Leading UCL geophysicists honoured by Royal Astronomical Society
30 January 2019
Each year the Royal Astronomical Society (RAS) recognises significant achievement in the fields of astronomy and geophysics through their awards. This year, academics from the UCL’s Mullard Space Science Laboratory and UCL Physics & Astronomy have been included.
The Cluster Science and Operations team (including groups from UCL’s Mullard Space Science Laboratory) were named as recipients of the 2019 Geophysics Group Award for their continued success ensuring the operations and scientific exploitation of the European Space Agency’s Cluster mission.
The Cluster "Plasma Electron and Current Experiment" (PEACE) instruments were built at MSSL with contributions from the Rutherford Appleton Laboratory and Norwegian Defence Research Establishment. Other UK Universities also provided two other instruments. There is a PEACE instrument (2 sensors and a data processing unit) on each of the 4 Cluster spacecraft. They have been operating reliably and successfully since 2000, with a remarkable combined sensor lifetime of over 140 years. An Operations Team at MSSL commands the PEACE instruments each week and provides a full set of high quality calibrated PEACE data to the Cluster Science Archive.
The UK Cluster Science Teams have pioneered the development of some of the key techniques now being used in multi-spacecraft data analysis. For example, the MSSL team used PEACE data to make the first ever measurement of the divergence of the electron pressure tensor, an important but previously unquantifiable term in the generalised Ohm’s Law – a fundamental law of space plasma physics.
Cluster has produced a very wide range of science highlights, from new insights into the microscale physics of boundary regions, through mesoscale coupling between the magnetosphere and ionosphere, to global-scale studies of the response of the magnetosphere to the solar wind. In all, the combined output from Cluster, and its sister mission Double Star, tops 3175 publications including over 140 PhD theses, and is still growing.
“Cluster is a highly productive mission which has revolutionised space plasma physics and continues to make valuable contributions. It has been central to our space plasma science research at MSSL for nearly 2 decades,” said Cluster PEACE Principal Investigator, Professor Andrew Fazakerley.

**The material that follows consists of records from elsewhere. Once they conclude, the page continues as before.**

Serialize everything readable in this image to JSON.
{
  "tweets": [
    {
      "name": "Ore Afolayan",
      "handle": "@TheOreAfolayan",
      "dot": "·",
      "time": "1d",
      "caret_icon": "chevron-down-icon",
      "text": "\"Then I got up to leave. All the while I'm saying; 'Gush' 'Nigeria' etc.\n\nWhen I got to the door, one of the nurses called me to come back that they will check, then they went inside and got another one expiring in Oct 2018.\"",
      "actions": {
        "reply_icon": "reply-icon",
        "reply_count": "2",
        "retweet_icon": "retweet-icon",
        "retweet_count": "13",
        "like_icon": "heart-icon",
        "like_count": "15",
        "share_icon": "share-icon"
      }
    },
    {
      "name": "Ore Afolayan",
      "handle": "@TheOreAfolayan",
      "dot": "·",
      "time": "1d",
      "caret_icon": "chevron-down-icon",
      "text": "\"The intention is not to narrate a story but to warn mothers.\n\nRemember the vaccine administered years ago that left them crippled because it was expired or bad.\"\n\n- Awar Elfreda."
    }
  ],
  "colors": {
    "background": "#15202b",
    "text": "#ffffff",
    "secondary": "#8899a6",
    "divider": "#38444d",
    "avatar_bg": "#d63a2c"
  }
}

“The ability of the international Cluster community to reap rich scientific rewards from the mission is based on the efforts of teams at MSSL and elsewhere, who built the instruments, operate them and ensure that their data continues to be of the highest quality and freely available to the whole space plasma community through the Cluster Science Archive. They fully deserve to be recognised for the hard work that they have put in over many years, alongside the scientists who made many significant discoveries with the Cluster data.”

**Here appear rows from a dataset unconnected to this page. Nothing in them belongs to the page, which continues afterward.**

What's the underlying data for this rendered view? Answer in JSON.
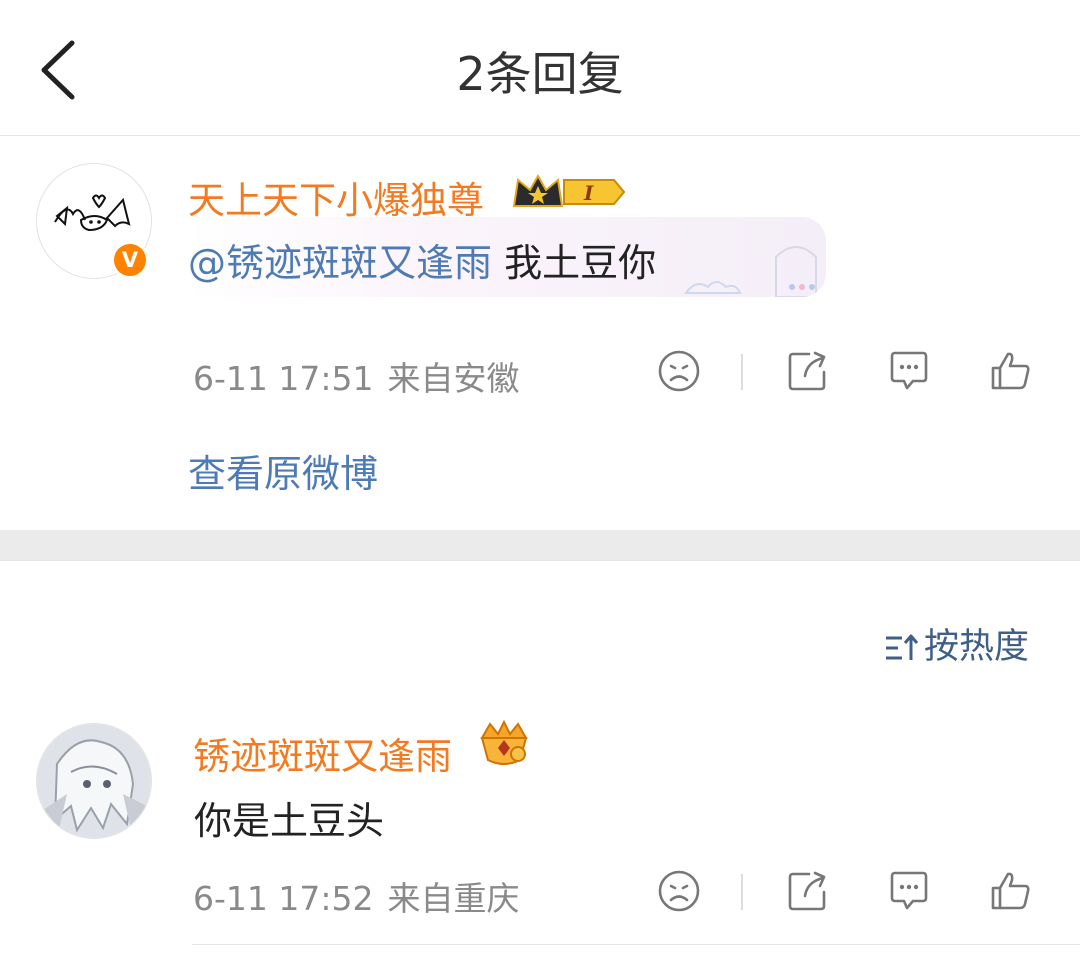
{
  "header": {
    "title": "2条回复"
  },
  "original_comment": {
    "username": "天上天下小爆独尊",
    "badge_text": "I",
    "verified_badge": "V",
    "mention": "@锈迹斑斑又逢雨",
    "text": " 我土豆你",
    "date": "6-11 17:51",
    "location": "来自安徽",
    "actions": [
      "dislike-face-icon",
      "share-icon",
      "comment-icon",
      "like-thumb-icon"
    ]
  },
  "view_original_label": "查看原微博",
  "sort_label": "按热度",
  "replies": [
    {
      "username": "锈迹斑斑又逢雨",
      "text": "你是土豆头",
      "date": "6-11 17:52",
      "location": "来自重庆"
    }
  ],
  "colors": {
    "username": "#f37a1f",
    "link": "#4f7bb5",
    "meta": "#8a8a8a",
    "sort": "#3f5f89"
  }
}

Dr Ingo Waldmann (UCL Physics & Astronomy) received the 2019 Fowler Award from the RAS for his role in developing the statistical theory of exoplanet observations and their interpretation.
Exoplanet science is one of the most exciting and competitive fields in modern astro/geophysics. Dr Waldmann is an exemplary young scientist, whose worth to the community has already been recognised by the award of a European Research Council Starter Grant, against enormous competition, just four years after receiving his PhD.
More recently, Dr Waldmann has taken exoplanet analysis to a new level with the production of the RobERt (Robotic Exoplanet Recognition) artificial intelligence system that replicates the experience of human spectroscopists in intuitively recognising molecular features. His work has answered many debates on how to parameterise both spacecraft and ground-based instruments. As a result, planning the development of new exoplanet instrumentation will be dramatically simplified. As well as exoplanets, our own Solar System has been shown to be amenable to the techniques Dr Waldmann has created.
“The fields of exoplanets and solar system sciences are really entering the era of big data. With a wealth of exciting new missions, we must come up with intelligent, self-learning algorithms to make sense of the flood of high quality data. I am convinced that Artificial Intelligence will be a key part in 21st century astronomy, like it is in so many other fields in science and industry,” said Dr Waldmannn.
The announcements were made at the Ordinary Meeting of the society held on Friday 11 January 2019. The winners will be invited to collect their awards at the National Astronomy Meeting at the University of Lancaster in July.
Artist's impression of the Cluster constellation. © ESA.